PROBLEM STATEMENT | Nothing in the entries may be dropped: restate them word for word.

INFORMATION PROVIDED below:

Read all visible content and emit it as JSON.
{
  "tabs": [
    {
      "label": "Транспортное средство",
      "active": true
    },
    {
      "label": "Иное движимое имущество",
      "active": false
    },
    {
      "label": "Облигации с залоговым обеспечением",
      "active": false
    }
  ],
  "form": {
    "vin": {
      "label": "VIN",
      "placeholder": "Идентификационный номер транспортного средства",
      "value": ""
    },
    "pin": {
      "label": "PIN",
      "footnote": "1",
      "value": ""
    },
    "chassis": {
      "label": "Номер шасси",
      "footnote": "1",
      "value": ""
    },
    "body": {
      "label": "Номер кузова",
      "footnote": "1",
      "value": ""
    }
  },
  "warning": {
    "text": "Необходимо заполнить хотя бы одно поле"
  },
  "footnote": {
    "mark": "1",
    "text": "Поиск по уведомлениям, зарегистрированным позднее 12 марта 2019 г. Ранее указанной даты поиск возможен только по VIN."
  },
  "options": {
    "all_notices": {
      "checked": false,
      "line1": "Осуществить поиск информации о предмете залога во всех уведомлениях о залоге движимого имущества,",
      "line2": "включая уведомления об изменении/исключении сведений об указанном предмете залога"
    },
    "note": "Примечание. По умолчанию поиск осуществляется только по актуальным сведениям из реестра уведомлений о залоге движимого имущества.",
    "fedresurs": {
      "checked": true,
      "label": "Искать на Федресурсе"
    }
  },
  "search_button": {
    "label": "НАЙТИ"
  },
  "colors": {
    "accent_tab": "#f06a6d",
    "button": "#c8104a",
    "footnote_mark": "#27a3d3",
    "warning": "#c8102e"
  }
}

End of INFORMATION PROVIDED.

TASK OUTPUT |
Read all visible content and emit it as JSON.
{
  "tabs": [
    {
      "label": "Транспортное средство",
      "active": true
    },
    {
      "label": "Иное движимое имущество",
      "active": false
    },
    {
      "label": "Облигации с залоговым обеспечением",
      "active": false
    }
  ],
  "form": {
    "vin": {
      "label": "VIN",
      "placeholder": "Идентификационный номер транспортного средства",
      "value": ""
    },
    "pin": {
      "label": "PIN",
      "footnote": "1",
      "value": ""
    },
    "chassis": {
      "label": "Номер шасси",
      "footnote": "1",
      "value": ""
    },
    "body": {
      "label": "Номер кузова",
      "footnote": "1",
      "value": ""
    }
  },
  "warning": {
    "text": "Необходимо заполнить хотя бы одно поле"
  },
  "footnote": {
    "mark": "1",
    "text": "Поиск по уведомлениям, зарегистрированным позднее 12 марта 2019 г. Ранее указанной даты поиск возможен только по VIN."
  },
  "options": {
    "all_notices": {
      "checked": false,
      "line1": "Осуществить поиск информации о предмете залога во всех уведомлениях о залоге движимого имущества,",
      "line2": "включая уведомления об изменении/исключении сведений об указанном предмете залога"
    },
    "note": "Примечание. По умолчанию поиск осуществляется только по актуальным сведениям из реестра уведомлений о залоге движимого имущества.",
    "fedresurs": {
      "checked": true,
      "label": "Искать на Федресурсе"
    }
  },
  "search_button": {
    "label": "НАЙТИ"
  },
  "colors": {
    "accent_tab": "#f06a6d",
    "button": "#c8104a",
    "footnote_mark": "#27a3d3",
    "warning": "#c8102e"
  }
}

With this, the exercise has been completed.